• Goal of the exercise: Determine how many lines of the listing below hold the string "change". Reply only with the number.

• Data extracts:
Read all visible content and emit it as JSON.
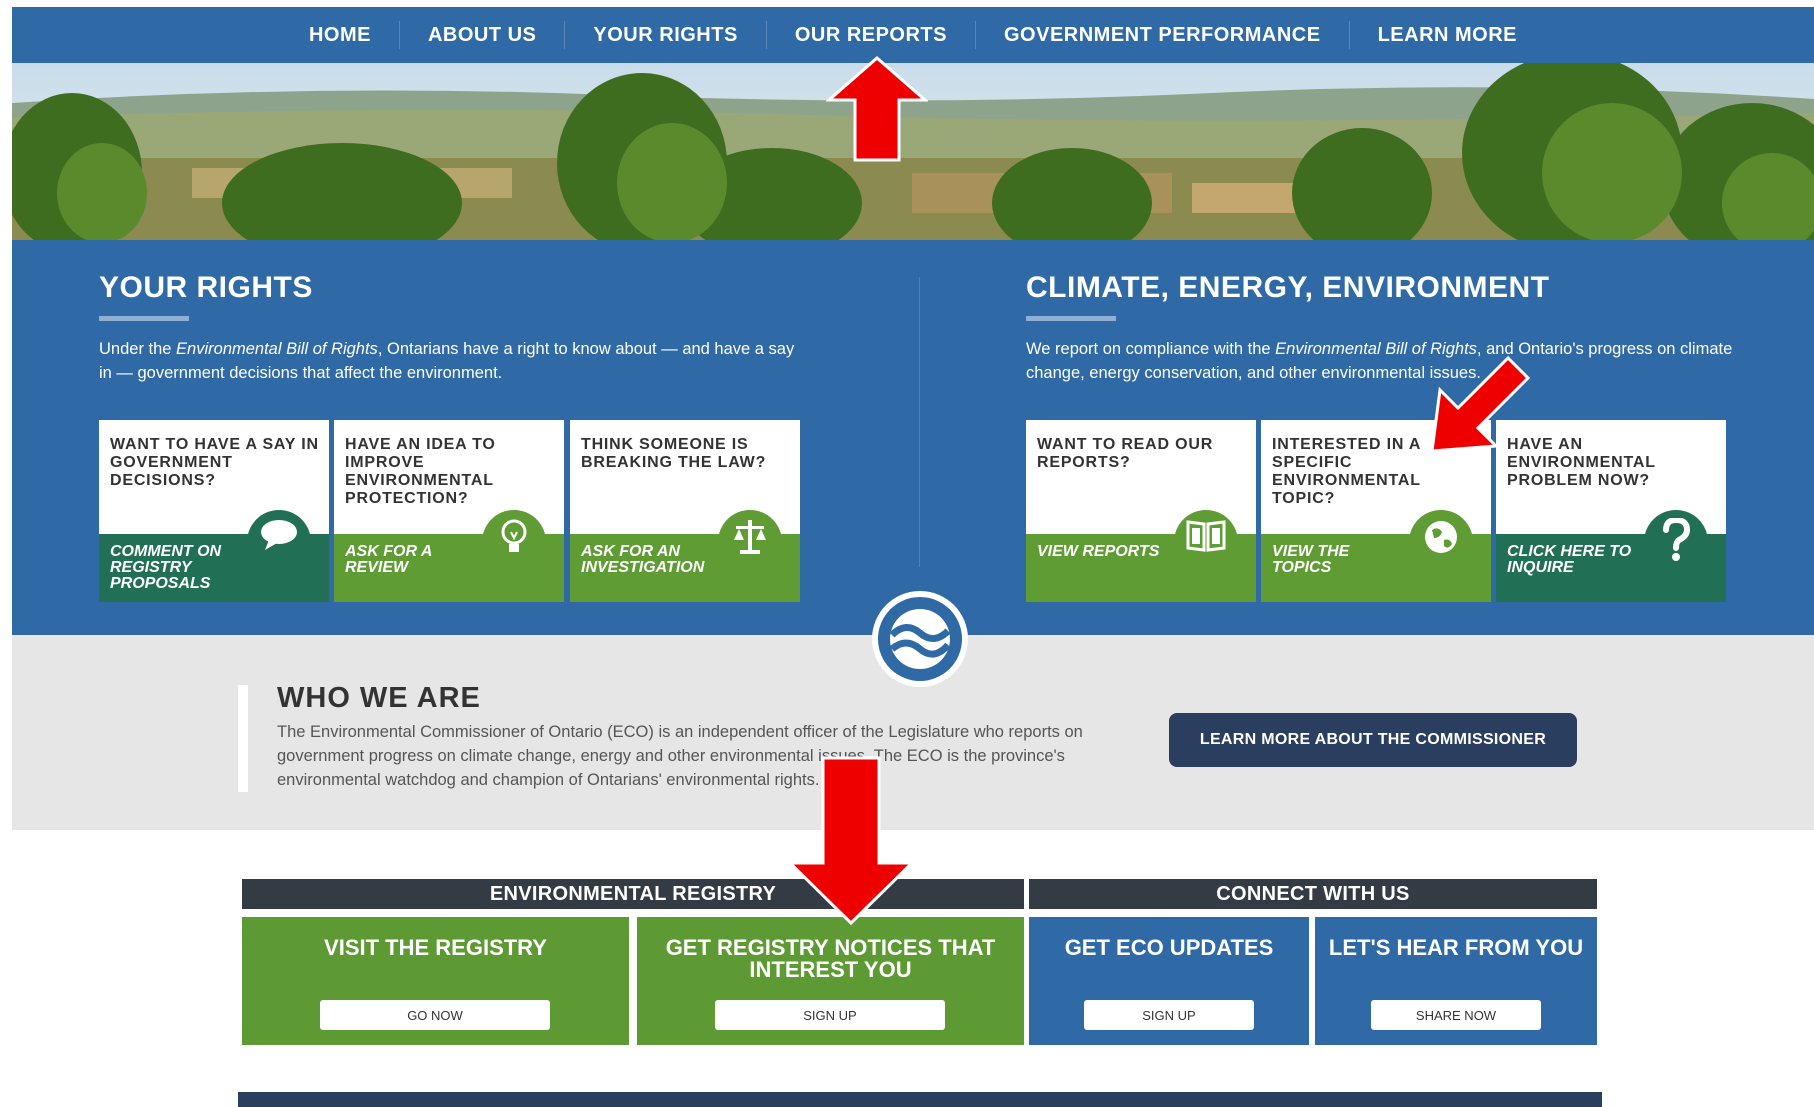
{
  "nav": {
    "items": [
      "HOME",
      "ABOUT US",
      "YOUR RIGHTS",
      "OUR REPORTS",
      "GOVERNMENT PERFORMANCE",
      "LEARN MORE"
    ]
  },
  "rights": {
    "title": "YOUR RIGHTS",
    "text_pre": "Under the ",
    "text_italic": "Environmental Bill of Rights",
    "text_post": ", Ontarians have a right to know about — and have a say in — government decisions that affect the environment.",
    "cards": [
      {
        "question": "WANT TO HAVE A SAY IN GOVERNMENT DECISIONS?",
        "link": "COMMENT ON REGISTRY PROPOSALS",
        "icon": "speech-bubble-icon"
      },
      {
        "question": "HAVE AN IDEA TO IMPROVE ENVIRONMENTAL PROTECTION?",
        "link": "ASK FOR A REVIEW",
        "icon": "lightbulb-icon"
      },
      {
        "question": "THINK SOMEONE IS BREAKING THE LAW?",
        "link": "ASK FOR AN INVESTIGATION",
        "icon": "scales-icon"
      }
    ]
  },
  "climate": {
    "title": "CLIMATE, ENERGY, ENVIRONMENT",
    "text_pre": "We report on compliance with the ",
    "text_italic": "Environmental Bill of Rights",
    "text_post": ", and Ontario's progress on climate change, energy conservation, and other environmental issues.",
    "cards": [
      {
        "question": "WANT TO READ OUR REPORTS?",
        "link": "VIEW REPORTS",
        "icon": "book-icon"
      },
      {
        "question": "INTERESTED IN A SPECIFIC ENVIRONMENTAL TOPIC?",
        "link": "VIEW THE TOPICS",
        "icon": "globe-icon"
      },
      {
        "question": "HAVE AN ENVIRONMENTAL PROBLEM NOW?",
        "link": "CLICK HERE TO INQUIRE",
        "icon": "question-mark-icon"
      }
    ]
  },
  "who": {
    "title": "WHO WE ARE",
    "text": "The Environmental Commissioner of Ontario (ECO) is an independent officer of the Legislature who reports on government progress on climate change, energy and other environmental issues. The ECO is the province's environmental watchdog and champion of Ontarians' environmental rights.",
    "button": "LEARN MORE ABOUT THE COMMISSIONER"
  },
  "registry": {
    "header": "ENVIRONMENTAL REGISTRY",
    "tiles": [
      {
        "title": "VISIT THE REGISTRY",
        "button": "GO NOW"
      },
      {
        "title": "GET REGISTRY NOTICES THAT INTEREST YOU",
        "button": "SIGN UP"
      }
    ]
  },
  "connect": {
    "header": "CONNECT WITH US",
    "tiles": [
      {
        "title": "GET ECO UPDATES",
        "button": "SIGN UP"
      },
      {
        "title": "LET'S HEAR FROM YOU",
        "button": "SHARE NOW"
      }
    ]
  },
  "colors": {
    "nav_blue": "#2f6aa6",
    "dark_green": "#217056",
    "light_green": "#5f9c34",
    "navy": "#2a3f5f",
    "annotation_red": "#ee0000"
  }
}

• Solved exercise: 2